This is something that is very near and dear to my heart. Back in my college days, I did some teaching for something called the Educational Opportunity Fund in NJ. EOF is now gone due to budget cuts. But back then, the idea of it was, take a bunch of really smart kids from really bad schools, and bring them to Rutgers for the summer. For the summer, they worked two days a week, and took classes three days a week. During the school year, they also had to go to EOF classes every weekend. If they continued to participate in this all the way through high school, then EOF would give them a scholarship to Rutgers. I taught for the EOF summer program for three years. And I got to know some of the smartest, greatest kids you could ever hope to meet.
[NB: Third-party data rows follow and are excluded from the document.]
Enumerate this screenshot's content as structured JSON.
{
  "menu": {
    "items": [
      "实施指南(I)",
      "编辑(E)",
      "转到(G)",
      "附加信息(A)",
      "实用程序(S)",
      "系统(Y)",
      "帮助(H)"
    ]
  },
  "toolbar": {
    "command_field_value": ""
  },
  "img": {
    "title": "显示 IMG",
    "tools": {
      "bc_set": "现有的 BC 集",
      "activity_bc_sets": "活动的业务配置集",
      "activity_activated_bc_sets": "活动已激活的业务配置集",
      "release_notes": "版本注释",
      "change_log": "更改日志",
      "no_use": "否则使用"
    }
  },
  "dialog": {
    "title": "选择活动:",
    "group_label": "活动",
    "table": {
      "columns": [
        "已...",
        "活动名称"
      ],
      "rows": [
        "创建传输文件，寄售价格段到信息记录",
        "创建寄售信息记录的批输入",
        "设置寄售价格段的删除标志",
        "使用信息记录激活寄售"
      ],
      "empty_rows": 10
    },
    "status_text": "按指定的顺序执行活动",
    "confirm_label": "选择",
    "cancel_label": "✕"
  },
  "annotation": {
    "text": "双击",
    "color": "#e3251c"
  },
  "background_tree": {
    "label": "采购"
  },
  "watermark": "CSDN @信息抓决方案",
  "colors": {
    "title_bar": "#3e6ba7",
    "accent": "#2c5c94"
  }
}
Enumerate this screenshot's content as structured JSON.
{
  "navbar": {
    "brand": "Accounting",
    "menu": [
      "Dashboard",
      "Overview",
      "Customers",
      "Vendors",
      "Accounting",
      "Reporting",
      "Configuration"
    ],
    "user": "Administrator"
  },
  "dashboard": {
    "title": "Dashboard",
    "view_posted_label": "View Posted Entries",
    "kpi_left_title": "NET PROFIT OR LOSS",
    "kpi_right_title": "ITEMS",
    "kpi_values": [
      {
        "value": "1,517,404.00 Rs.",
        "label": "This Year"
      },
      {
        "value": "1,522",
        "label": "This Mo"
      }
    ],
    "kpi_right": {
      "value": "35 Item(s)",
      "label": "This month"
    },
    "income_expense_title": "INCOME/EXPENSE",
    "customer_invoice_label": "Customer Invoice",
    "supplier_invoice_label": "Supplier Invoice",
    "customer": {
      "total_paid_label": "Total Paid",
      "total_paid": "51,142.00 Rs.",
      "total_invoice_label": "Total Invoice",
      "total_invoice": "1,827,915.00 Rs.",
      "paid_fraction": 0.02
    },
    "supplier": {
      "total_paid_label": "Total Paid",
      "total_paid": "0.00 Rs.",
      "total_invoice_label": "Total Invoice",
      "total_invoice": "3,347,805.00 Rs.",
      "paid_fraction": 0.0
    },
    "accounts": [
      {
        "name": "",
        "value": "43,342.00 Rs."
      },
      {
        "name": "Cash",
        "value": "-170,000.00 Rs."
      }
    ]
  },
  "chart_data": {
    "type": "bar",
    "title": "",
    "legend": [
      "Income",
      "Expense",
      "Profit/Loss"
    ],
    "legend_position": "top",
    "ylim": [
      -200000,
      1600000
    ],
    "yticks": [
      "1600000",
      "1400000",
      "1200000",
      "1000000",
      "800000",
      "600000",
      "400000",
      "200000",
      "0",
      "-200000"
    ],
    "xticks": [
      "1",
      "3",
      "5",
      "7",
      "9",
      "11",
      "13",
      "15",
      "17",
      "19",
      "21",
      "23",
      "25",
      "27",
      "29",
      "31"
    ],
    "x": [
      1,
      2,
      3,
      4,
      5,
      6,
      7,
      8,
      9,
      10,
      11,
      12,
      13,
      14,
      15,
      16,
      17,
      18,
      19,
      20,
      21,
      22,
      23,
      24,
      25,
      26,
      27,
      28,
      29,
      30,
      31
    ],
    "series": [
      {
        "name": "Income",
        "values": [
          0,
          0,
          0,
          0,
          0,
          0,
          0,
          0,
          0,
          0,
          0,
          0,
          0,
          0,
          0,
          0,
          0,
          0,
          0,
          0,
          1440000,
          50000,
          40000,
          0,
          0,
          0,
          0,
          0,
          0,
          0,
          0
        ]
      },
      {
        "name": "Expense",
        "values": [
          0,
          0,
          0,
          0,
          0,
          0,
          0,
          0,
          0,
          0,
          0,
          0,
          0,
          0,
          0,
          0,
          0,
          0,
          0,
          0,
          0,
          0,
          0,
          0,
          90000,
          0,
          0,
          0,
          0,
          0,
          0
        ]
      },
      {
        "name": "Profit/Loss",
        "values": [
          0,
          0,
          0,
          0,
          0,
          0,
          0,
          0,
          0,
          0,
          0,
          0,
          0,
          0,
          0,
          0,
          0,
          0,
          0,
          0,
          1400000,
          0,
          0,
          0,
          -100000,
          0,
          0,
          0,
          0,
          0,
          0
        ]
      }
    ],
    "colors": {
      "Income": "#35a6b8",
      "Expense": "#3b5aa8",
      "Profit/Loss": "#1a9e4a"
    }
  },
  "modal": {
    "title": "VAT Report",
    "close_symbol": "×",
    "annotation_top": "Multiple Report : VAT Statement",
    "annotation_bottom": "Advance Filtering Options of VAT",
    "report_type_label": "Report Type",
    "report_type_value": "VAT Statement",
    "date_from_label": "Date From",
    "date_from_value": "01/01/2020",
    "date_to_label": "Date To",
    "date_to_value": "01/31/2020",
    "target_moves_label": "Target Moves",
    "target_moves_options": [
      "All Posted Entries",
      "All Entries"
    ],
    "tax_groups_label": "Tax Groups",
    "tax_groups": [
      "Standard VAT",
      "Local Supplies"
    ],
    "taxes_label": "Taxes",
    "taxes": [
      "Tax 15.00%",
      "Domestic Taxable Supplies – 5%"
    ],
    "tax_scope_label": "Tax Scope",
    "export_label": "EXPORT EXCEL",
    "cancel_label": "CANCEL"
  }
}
One of the things about working for EOF that used to depress me was talking to my kids about their normal schools. They went to schools where there weren’t enough textbooks – or often any textbooks – much less any better school supplies. If it wasn’t for EOF, most of these kids would never have had any chance to get to college: not because they weren’t smart enough, and not because they weren’t willing to work hard enough; and not even because the teachers in their schools weren’t good enough to prepare them for college. They would have had no chance simply because in a classroom with no books, with no paper, with no chalk – there’s no way to teach them.
My daughter started kindergarten this year. Her kindergarten classroom – just one kindergarten classroom for 20 kids – has more supplies for teaching math than the entire schools that my EOF kids went to.
It’s a god damned crime. Every school should have textbooks, blackboards, and the basic teaching materials that teachers need. Kids like the ones I taught in EOF are getting screwed over every day by schools that simply do not have the materials that they need to teach them.
So, I’ve gone through the proposals for math classes in the NYC area, and selected a big list of proposals, ranging over pretty much every grade level. They’re mostly small proposals for basic supplies that every math class should have.
Our wonderful Seed overlords have donated a bunch of goodies, as have a variety of other organizations drafted by SBers. If you want to donate some money to any of the things proposed by any of the SBers, send a copy of your contribution confirmation email to sb.donorschoose.bonanza@gmail.com, and you’ll be entered into a drawing to get one of those.
Go throw a few bucks at donorschoose. The GM/BM challenge is here. You can find all of the SB challenges through Janet’s post here.
I’ll be throwing in a couple of hundred dollars worth of pledges this afternoon. Why not help, and go over now and give them some money?